They recently held an informational session and will host another in early August, seeking community input on what is most needed on the coast and what gaps the collective might best fill.
The collective offers a variety of consultation services around death, dying, grieving — some at no cost, others with fees attached. They plan to hold community “Death Cafes” where participants can talk as openly about death and dying as they might talk about other life milestones. The collective’s website includes links to books, talks, meditations, training and other things that may not be available on the coast but are available online or in nearby cities like Portland.
Co-founder Abby McNeil, a licensed clinical social worker who has worked in oncology and palliative care, wants people to realize there can be a lot more meaning, dignity and peace at the end of life.
“While it can be really painful and sad, there’s also beauty in it,” she said.
Lalich said the collective has been a vision for years, but the coronavirus pandemic reemphasized the need for such services.
McNeil agreed. She worked in health care in the county throughout the pandemic. A number of the deaths she saw were unexpected.
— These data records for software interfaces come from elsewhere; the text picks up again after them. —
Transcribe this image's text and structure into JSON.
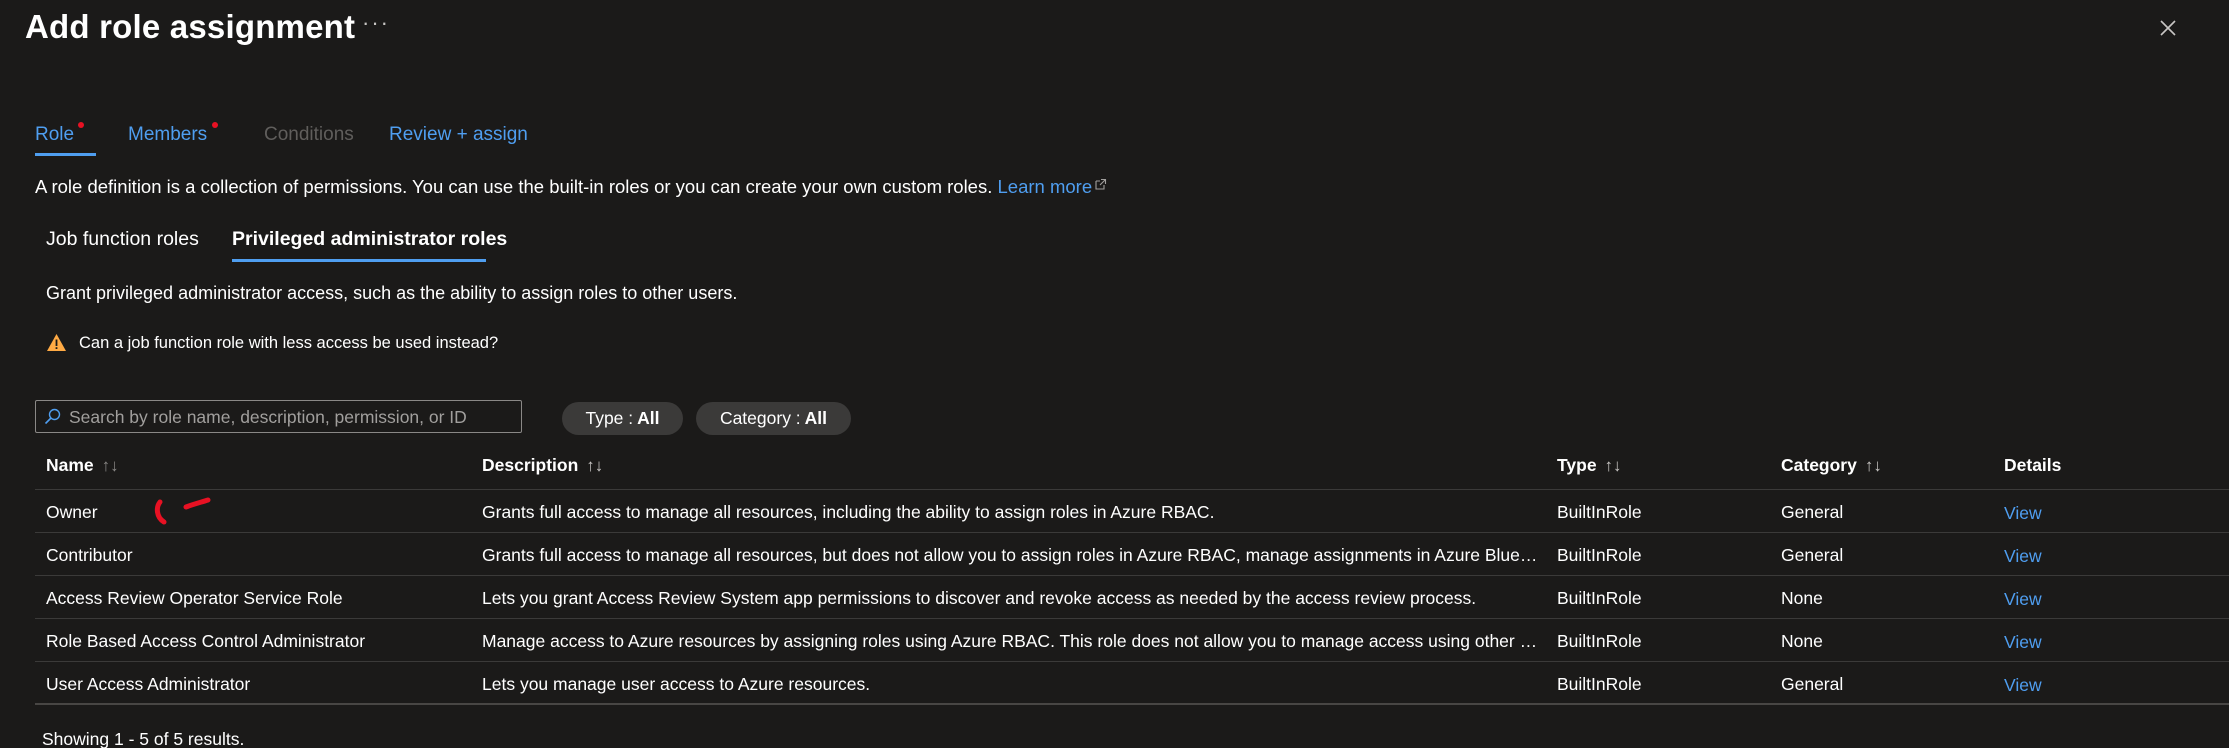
{
  "header": {
    "title": "Add role assignment",
    "more_label": "···"
  },
  "tabs": [
    {
      "label": "Role",
      "required": true,
      "state": "active"
    },
    {
      "label": "Members",
      "required": true,
      "state": "enabled"
    },
    {
      "label": "Conditions",
      "required": false,
      "state": "disabled"
    },
    {
      "label": "Review + assign",
      "required": false,
      "state": "enabled"
    }
  ],
  "intro": {
    "text": "A role definition is a collection of permissions. You can use the built-in roles or you can create your own custom roles. ",
    "link": "Learn more"
  },
  "role_tabs": [
    {
      "label": "Job function roles",
      "selected": false
    },
    {
      "label": "Privileged administrator roles",
      "selected": true
    }
  ],
  "grant_text": "Grant privileged administrator access, such as the ability to assign roles to other users.",
  "warning_text": "Can a job function role with less access be used instead?",
  "search": {
    "placeholder": "Search by role name, description, permission, or ID",
    "value": ""
  },
  "filters": [
    {
      "label": "Type :",
      "value": "All"
    },
    {
      "label": "Category :",
      "value": "All"
    }
  ],
  "table": {
    "columns": [
      "Name",
      "Description",
      "Type",
      "Category",
      "Details"
    ],
    "rows": [
      {
        "name": "Owner",
        "description": "Grants full access to manage all resources, including the ability to assign roles in Azure RBAC.",
        "type": "BuiltInRole",
        "category": "General",
        "details": "View"
      },
      {
        "name": "Contributor",
        "description": "Grants full access to manage all resources, but does not allow you to assign roles in Azure RBAC, manage assignments in Azure Blueprints, or share image galleries.",
        "type": "BuiltInRole",
        "category": "General",
        "details": "View"
      },
      {
        "name": "Access Review Operator Service Role",
        "description": "Lets you grant Access Review System app permissions to discover and revoke access as needed by the access review process.",
        "type": "BuiltInRole",
        "category": "None",
        "details": "View"
      },
      {
        "name": "Role Based Access Control Administrator",
        "description": "Manage access to Azure resources by assigning roles using Azure RBAC. This role does not allow you to manage access using other ways, such as Azure Policy.",
        "type": "BuiltInRole",
        "category": "None",
        "details": "View"
      },
      {
        "name": "User Access Administrator",
        "description": "Lets you manage user access to Azure resources.",
        "type": "BuiltInRole",
        "category": "General",
        "details": "View"
      }
    ]
  },
  "footer": "Showing 1 - 5 of 5 results.",
  "colors": {
    "background": "#1b1a19",
    "accent": "#4f9ef0",
    "required": "#e81123",
    "warning": "#ffaa44",
    "pill": "#3b3a39"
  }
}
“People were dying alone, without family there, without the conversation,” she said, adding, “It was so heartbreaking to me that there were a lot of lives lost without that conversation.”
During the pandemic, Lalich returned to public health, resuming, temporarily, the role of county public health director, a position she had previously held from 2009 through 2013.
In calls to the Public Health Department during the pandemic, Lalich heard “incredible anxiety and fear of uncertainty from this looming threat that people didn’t understand.” It was a community confronting its mortality, she said.
“There were more calls than I can even count with questions about, ‘What if?’ What if, and how to navigate those conversations,” Lalich said.
“We come into this life and then we spend most of it trying to avoid our mortality when, in fact, it’s the one thing that we all share,” she added. “We will all die at some point in time and while it may not be welcome, it’s a reality.”
She thinks about all the careful thought people put into other milestones — the time and care of planning a wedding or preparing for the birth of a child.
“But we don’t do that when we think of this most significant event in our life, which is the end of it, the end of this physical life that we have,” she said.
With the collective, she hopes to normalize the conversation, the experience and the inevitable.